Moyukh Mahtab

Militancy and drug abuse are, no questions asked, real problems that our society faces today. Without even going into the specifics of either, it is easy to see how critical a role law enforcement has to play in each. So in that context, the comments of the Inspector General of Police (IGP) AKM Shahidul Hoque on Wednesday at a programme in Chittagong are very interesting.

The IGP has indicated that, in order to engage people, they are looking into more “people-oriented” policing strategies, and have initiated “community policing,” in order to combat the emerging threats of terrorism, militancy and drug abuse. Now, community policing is not new, indeed it is a welcome initiative. It exists in various countries of the world, and has potential in creating, what the IGP called, “a sense of security among people.”

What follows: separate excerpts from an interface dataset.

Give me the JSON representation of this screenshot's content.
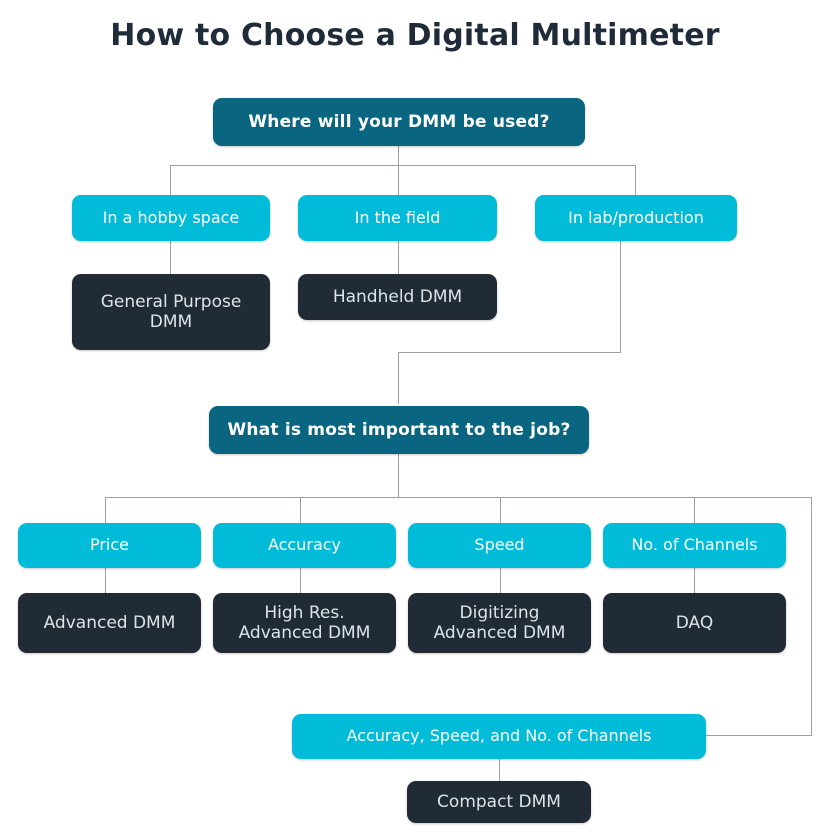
{
  "title": "How to Choose a Digital Multimeter",
  "colors": {
    "background": "#ffffff",
    "title_text": "#1f2b38",
    "question_box": "#0a6581",
    "question_text": "#ffffff",
    "choice_box": "#00bcd9",
    "choice_text": "#ffffff",
    "result_box": "#202b36",
    "result_text": "#dde3e8",
    "connector_line": "#9aa0a6"
  },
  "flowchart": {
    "type": "decision-tree",
    "question1": {
      "label": "Where will your DMM be used?",
      "kind": "question"
    },
    "question1_choices": [
      {
        "label": "In a hobby space",
        "kind": "choice"
      },
      {
        "label": "In the field",
        "kind": "choice"
      },
      {
        "label": "In lab/production",
        "kind": "choice"
      }
    ],
    "question1_results": [
      {
        "label": "General Purpose\nDMM",
        "kind": "result"
      },
      {
        "label": "Handheld DMM",
        "kind": "result"
      }
    ],
    "question2": {
      "label": "What is most important to the job?",
      "kind": "question"
    },
    "question2_choices": [
      {
        "label": "Price",
        "kind": "choice"
      },
      {
        "label": "Accuracy",
        "kind": "choice"
      },
      {
        "label": "Speed",
        "kind": "choice"
      },
      {
        "label": "No. of Channels",
        "kind": "choice"
      }
    ],
    "question2_results": [
      {
        "label": "Advanced DMM",
        "kind": "result"
      },
      {
        "label": "High Res.\nAdvanced DMM",
        "kind": "result"
      },
      {
        "label": "Digitizing\nAdvanced DMM",
        "kind": "result"
      },
      {
        "label": "DAQ",
        "kind": "result"
      }
    ],
    "combined_choice": {
      "label": "Accuracy, Speed, and No. of Channels",
      "kind": "choice"
    },
    "combined_result": {
      "label": "Compact DMM",
      "kind": "result"
    }
  }
}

But, is community policing really the most important thing that our police force needs today? The 2015 National Household Survey by TIB identified law enforcement agencies as the second most corrupt sector in the country. A whooping 74.6 percent of survey respondents had claimed to have experienced corruption when availing this service. And what does the IGP even mean, one wonders, when he says he is looking into more “service-oriented policing”? I always thought, at least ideally, the police were supposed to be service oriented towards the people anyway.

Of course, the IGP’s remarks are positive indications. This is not to disparage the potential of community policing. But, with a largely corrupt sector, the dangers of community policing turning into a Gestapo like state, where the personal motivations can put innocents in danger make me fearful. For community policing to work, indeed for the police to gain the trust of the general people, to be free of connotations of power and ruling over us ordinary folks, accountability and transparency should be the foundations. As long as I can see blatant examples of the law flouting the Law, when my heart freezes up just in asking a policeman for directions on the road, ‘community policing’ and ‘people oriented policing’ will remain store-bought medals — good for displaying in a showcase, but for all other purposes, practically useless.


The writer is a member of the editorial team, The Daily Star